Canada was a leader in implementing access to information legislation in the early 1980s, writes Grant Buckler. But that was then – this is now.
The Globe and Mail published an article this past week about Ottawa’s growing delays in responding to access to information requests. The government is taking longer and longer to provide information that the Access to Information Act requires it to produce, the story says.
When the Globe filed access to information requests aimed at finding reasons for the delays, the result was – more delays. Some think a key reason for the slow responses is a new requirement that the Privy Council review all information requests.
The Globe is hardly the first to raise the issue. Federal information commissioners have been critical of the government’s response time to access to information requests. Last year then information commissioner Robert Marleau blasted the government’s record (see Canadian Press and Toronto Star stories), and the Globe’s report predicts Suzanna Legault, the interim information commissioner, will make the point again in her report due next month. And several other observers have pointed to problems not only with government responses to access to information requests but with government openness in general.

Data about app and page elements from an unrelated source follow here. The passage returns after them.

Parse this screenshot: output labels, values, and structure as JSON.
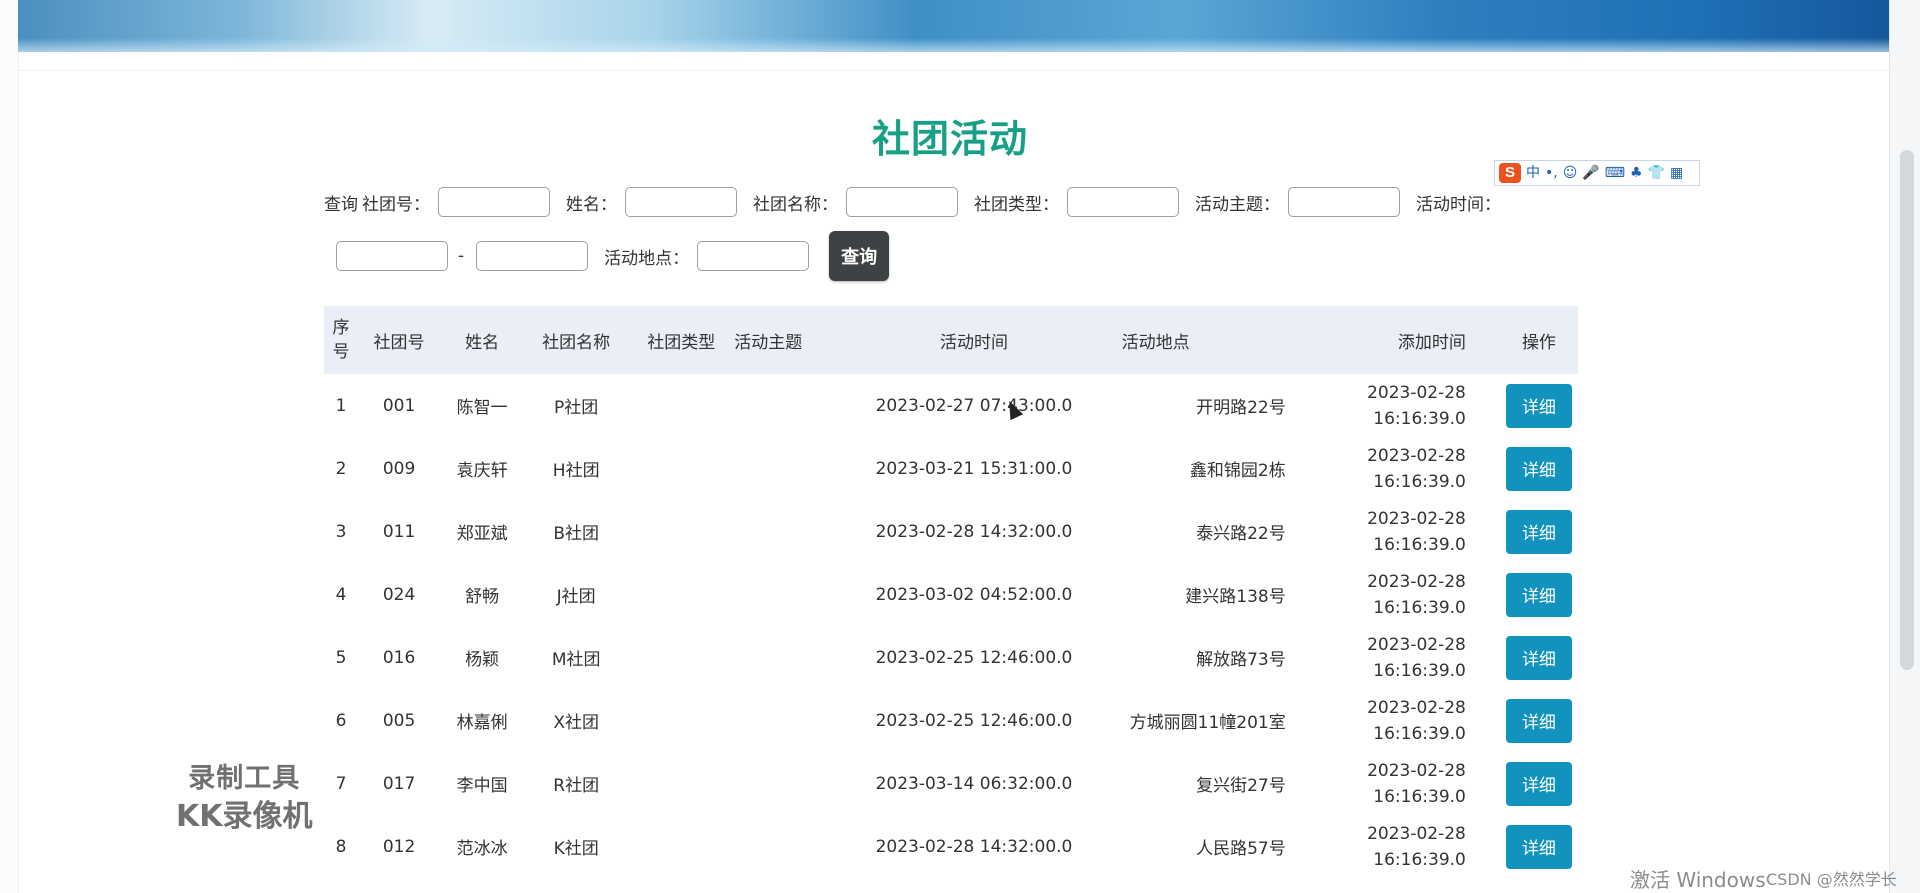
{
  "header": {
    "title": "社团活动"
  },
  "ime": {
    "logo": "S",
    "mode": "中",
    "items": [
      "•,",
      "☺",
      "🎤",
      "⌨",
      "♣",
      "👕",
      "▦"
    ]
  },
  "search": {
    "prefix": "查询",
    "fields": [
      {
        "label": "社团号：",
        "value": ""
      },
      {
        "label": "姓名：",
        "value": ""
      },
      {
        "label": "社团名称：",
        "value": ""
      },
      {
        "label": "社团类型：",
        "value": ""
      },
      {
        "label": "活动主题：",
        "value": ""
      },
      {
        "label": "活动时间：",
        "value": ""
      }
    ],
    "time_start": "",
    "range_sep": "-",
    "time_end": "",
    "place_label": "活动地点：",
    "place_value": "",
    "button": "查询"
  },
  "table": {
    "headers": [
      "序号",
      "社团号",
      "姓名",
      "社团名称",
      "社团类型",
      "活动主题",
      "活动时间",
      "活动地点",
      "添加时间",
      "操作"
    ],
    "rows": [
      {
        "idx": "1",
        "club_no": "001",
        "name": "陈智一",
        "club_name": "P社团",
        "club_type": "",
        "topic": "",
        "time": "2023-02-27 07:43:00.0",
        "place": "开明路22号",
        "added_date": "2023-02-28",
        "added_time": "16:16:39.0",
        "action": "详细"
      },
      {
        "idx": "2",
        "club_no": "009",
        "name": "袁庆轩",
        "club_name": "H社团",
        "club_type": "",
        "topic": "",
        "time": "2023-03-21 15:31:00.0",
        "place": "鑫和锦园2栋",
        "added_date": "2023-02-28",
        "added_time": "16:16:39.0",
        "action": "详细"
      },
      {
        "idx": "3",
        "club_no": "011",
        "name": "郑亚斌",
        "club_name": "B社团",
        "club_type": "",
        "topic": "",
        "time": "2023-02-28 14:32:00.0",
        "place": "泰兴路22号",
        "added_date": "2023-02-28",
        "added_time": "16:16:39.0",
        "action": "详细"
      },
      {
        "idx": "4",
        "club_no": "024",
        "name": "舒畅",
        "club_name": "J社团",
        "club_type": "",
        "topic": "",
        "time": "2023-03-02 04:52:00.0",
        "place": "建兴路138号",
        "added_date": "2023-02-28",
        "added_time": "16:16:39.0",
        "action": "详细"
      },
      {
        "idx": "5",
        "club_no": "016",
        "name": "杨颖",
        "club_name": "M社团",
        "club_type": "",
        "topic": "",
        "time": "2023-02-25 12:46:00.0",
        "place": "解放路73号",
        "added_date": "2023-02-28",
        "added_time": "16:16:39.0",
        "action": "详细"
      },
      {
        "idx": "6",
        "club_no": "005",
        "name": "林嘉俐",
        "club_name": "X社团",
        "club_type": "",
        "topic": "",
        "time": "2023-02-25 12:46:00.0",
        "place": "方城丽圆11幢201室",
        "added_date": "2023-02-28",
        "added_time": "16:16:39.0",
        "action": "详细"
      },
      {
        "idx": "7",
        "club_no": "017",
        "name": "李中国",
        "club_name": "R社团",
        "club_type": "",
        "topic": "",
        "time": "2023-03-14 06:32:00.0",
        "place": "复兴街27号",
        "added_date": "2023-02-28",
        "added_time": "16:16:39.0",
        "action": "详细"
      },
      {
        "idx": "8",
        "club_no": "012",
        "name": "范冰冰",
        "club_name": "K社团",
        "club_type": "",
        "topic": "",
        "time": "2023-02-28 14:32:00.0",
        "place": "人民路57号",
        "added_date": "2023-02-28",
        "added_time": "16:16:39.0",
        "action": "详细"
      }
    ]
  },
  "overlay": {
    "recorder_line1": "录制工具",
    "recorder_line2": "KK录像机",
    "activate": "激活 Windows",
    "csdn": "CSDN @然然学长"
  },
  "colors": {
    "title": "#17a086",
    "detail_button": "#1293bd",
    "query_button": "#3f4244",
    "header_row": "#eaeef6"
  }
}
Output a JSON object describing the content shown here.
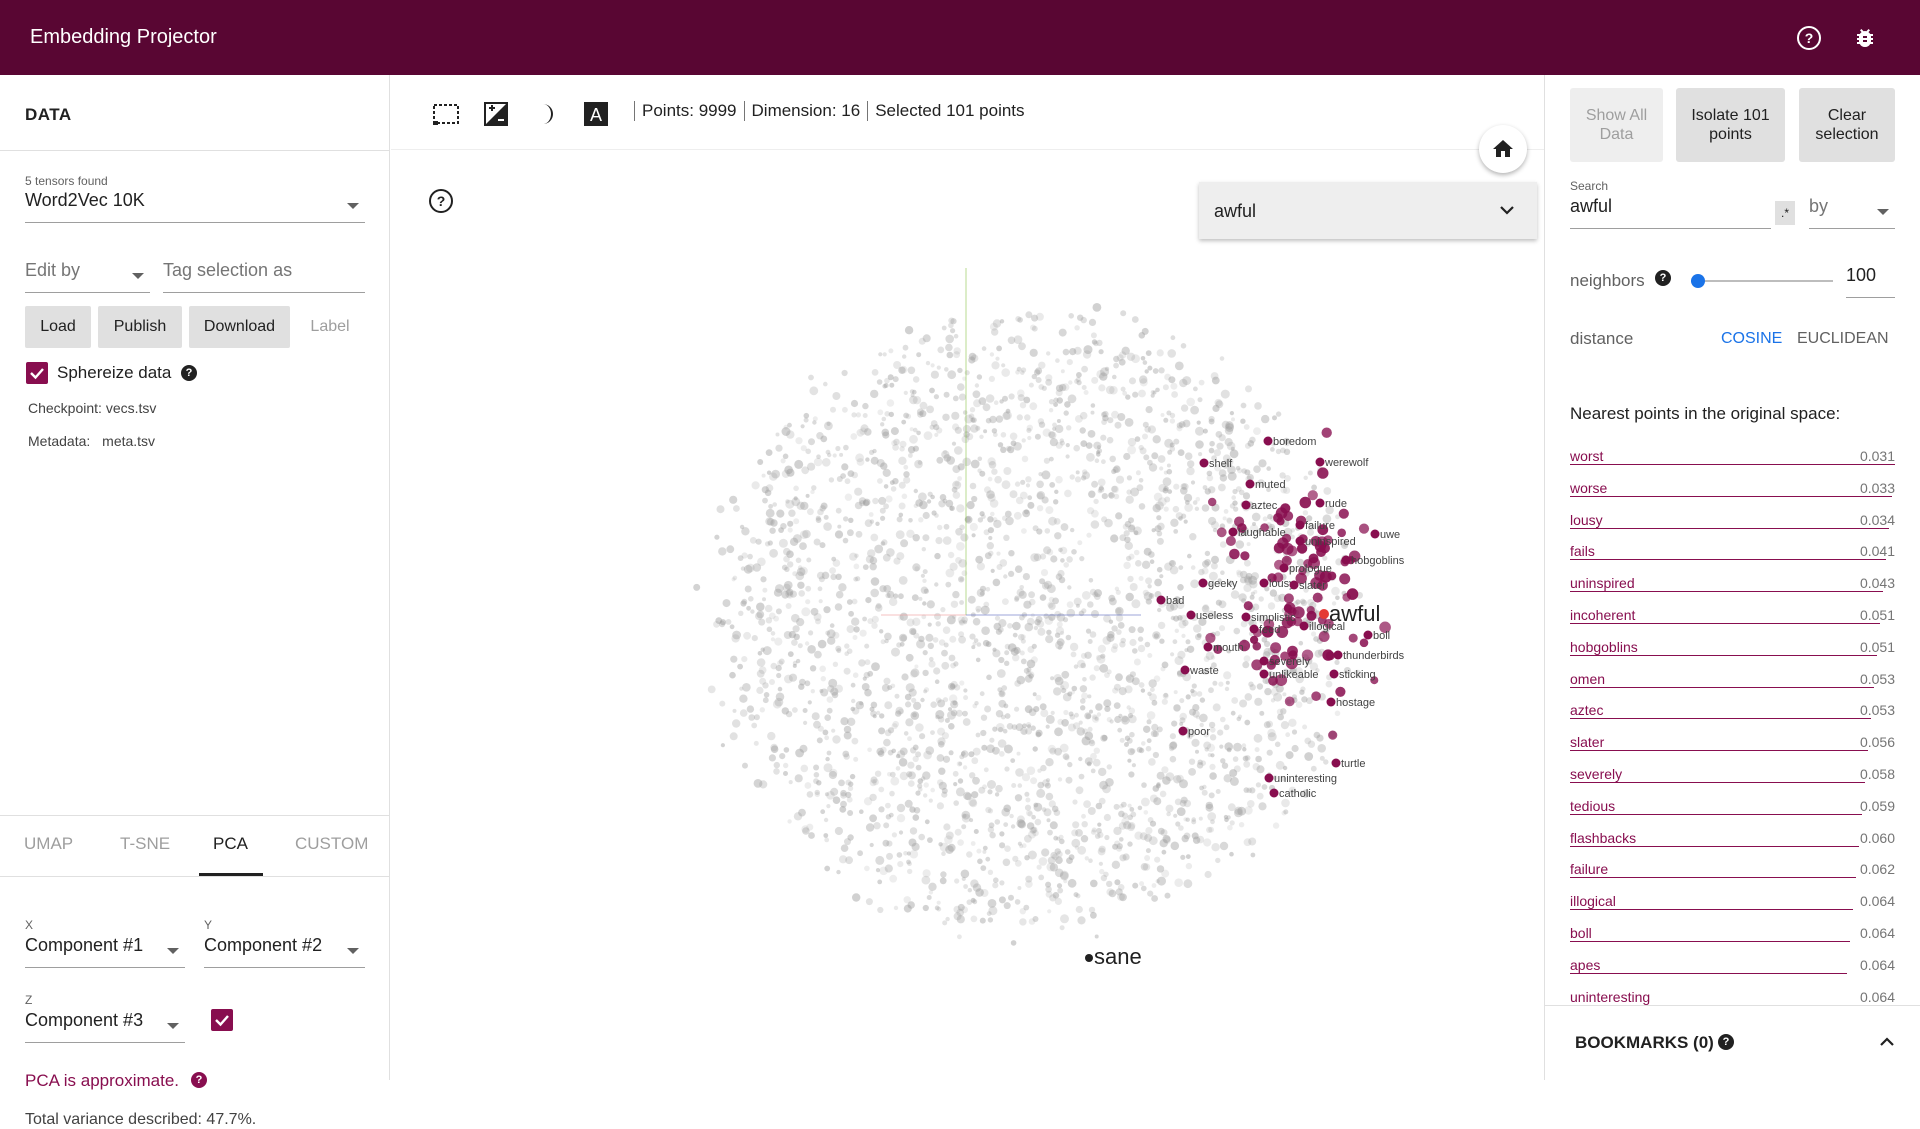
{
  "app": {
    "title": "Embedding Projector"
  },
  "topbar": {
    "help_icon": "help-circle-icon",
    "bug_icon": "bug-icon"
  },
  "left": {
    "section_title": "DATA",
    "tensors_found": "5 tensors found",
    "tensor_selected": "Word2Vec 10K",
    "edit_by_placeholder": "Edit by",
    "tag_selection_placeholder": "Tag selection as",
    "buttons": {
      "load": "Load",
      "publish": "Publish",
      "download": "Download",
      "label": "Label"
    },
    "sphereize_label": "Sphereize data",
    "sphereize_checked": true,
    "checkpoint_label": "Checkpoint:",
    "checkpoint_value": "vecs.tsv",
    "metadata_label": "Metadata:",
    "metadata_value": "meta.tsv",
    "tabs": [
      "UMAP",
      "T-SNE",
      "PCA",
      "CUSTOM"
    ],
    "active_tab": "PCA",
    "pca": {
      "x_label": "X",
      "x_value": "Component #1",
      "y_label": "Y",
      "y_value": "Component #2",
      "z_label": "Z",
      "z_value": "Component #3",
      "z_enabled": true,
      "approximate_text": "PCA is approximate.",
      "variance_text": "Total variance described: 47.7%."
    }
  },
  "toolbar": {
    "points": "Points: 9999",
    "dimension": "Dimension: 16",
    "selected": "Selected 101 points"
  },
  "view": {
    "search_value": "awful",
    "selected_word": "awful",
    "far_word": "sane",
    "labels": [
      "boredom",
      "shelf",
      "werewolf",
      "muted",
      "aztec",
      "rude",
      "failure",
      "laughable",
      "uninspired",
      "uwe",
      "hobgoblins",
      "prologue",
      "geeky",
      "lousy",
      "slater",
      "bad",
      "useless",
      "simplistic",
      "feed",
      "illogical",
      "boll",
      "mouth",
      "severely",
      "thunderbirds",
      "waste",
      "unlikeable",
      "sticking",
      "hostage",
      "poor",
      "turtle",
      "uninteresting",
      "catholic"
    ],
    "accent": "#880e4f"
  },
  "right": {
    "show_all": "Show All Data",
    "isolate": "Isolate 101 points",
    "clear": "Clear selection",
    "search_label": "Search",
    "search_value": "awful",
    "regex_symbol": ".*",
    "by_label": "by",
    "neighbors_label": "neighbors",
    "neighbors_value": "100",
    "neighbors_fraction": 0.05,
    "distance_label": "distance",
    "cosine": "COSINE",
    "euclidean": "EUCLIDEAN",
    "nearest_title": "Nearest points in the original space:",
    "nearest": [
      {
        "word": "worst",
        "dist": "0.031"
      },
      {
        "word": "worse",
        "dist": "0.033"
      },
      {
        "word": "lousy",
        "dist": "0.034"
      },
      {
        "word": "fails",
        "dist": "0.041"
      },
      {
        "word": "uninspired",
        "dist": "0.043"
      },
      {
        "word": "incoherent",
        "dist": "0.051"
      },
      {
        "word": "hobgoblins",
        "dist": "0.051"
      },
      {
        "word": "omen",
        "dist": "0.053"
      },
      {
        "word": "aztec",
        "dist": "0.053"
      },
      {
        "word": "slater",
        "dist": "0.056"
      },
      {
        "word": "severely",
        "dist": "0.058"
      },
      {
        "word": "tedious",
        "dist": "0.059"
      },
      {
        "word": "flashbacks",
        "dist": "0.060"
      },
      {
        "word": "failure",
        "dist": "0.062"
      },
      {
        "word": "illogical",
        "dist": "0.064"
      },
      {
        "word": "boll",
        "dist": "0.064"
      },
      {
        "word": "apes",
        "dist": "0.064"
      },
      {
        "word": "uninteresting",
        "dist": "0.064"
      }
    ],
    "bookmarks": "BOOKMARKS (0)"
  }
}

As J-Source also reported recently, some federal departments have begun converting data into images before releasing it. The main function of doing this seems to be that it makes the data next to impossible to search.
Canada was a leader in implementing access to information legislation in the early 1980s. But that was then – this is now. Other countries have come from behind with stronger access to information (or freedom of information, as many jurisdictions call it) legislation while ours has remained untouched. In a report called Fallen Behind: Canada’s Access to Information Act in the World Context, Stanley Tromp, freedom of information caucus co-ordinator for the Canadian Association of Journalists, argues that the existing Canadian law fails to meet international standards.
Many countries have been moving to extend access to information requirements to quasi-governmental organizations – such as Crown corporations in the Canadian context. Canada has been slow to do this. And the Canadian information commissioner has limited power to force disclosure of information – something Prime Minister Stephen Harper promised to change during the 2006 election campaign, but hasn’t. And then there’s the exclusion of Cabinet documents, sometimes referred to as the Mack Truck clause.
Slow response to access to information requests is just part of what many people argue is an increased climate of secrecy in Ottawa. Tromp cites a long list of examples in favour of this view in another report called Governmental Secrecy in Canada: A Postscript. Gil Shochat tackles it in his article The Dark Country in the January 2010 issue of The Walrus.
So what does this have to do with freedom of expression? Some might argue it’s an entirely separate issue. For the average individual freedom of expression primarily means the right to say or write what you believe without censorship or fear of reprisal. It certainly means that for the media too. But as long as we expect journalism to be supported by facts, making information hard to get makes it harder for reporters to do their jobs. In a time when media resources are shrinking, that will have a significant impact on what the public knows.
And this is supposedly public information about the workings of a government that we expect to be accountable to the public (and that claims to want to be accountable). The limbo of unanswered requests for information is hardly the same as the daily risk of being killed for what you write – but it is a threat to journalism and it’s hardly good for democracy.
Grant Buckler has been a freelance journalist for more than 25 years, specializing in covering information technology and telecommunications and more recently alternative energy and clean technology. He has been a volunteer with Canadian Journalists for Free Expression (CJFE) for several years.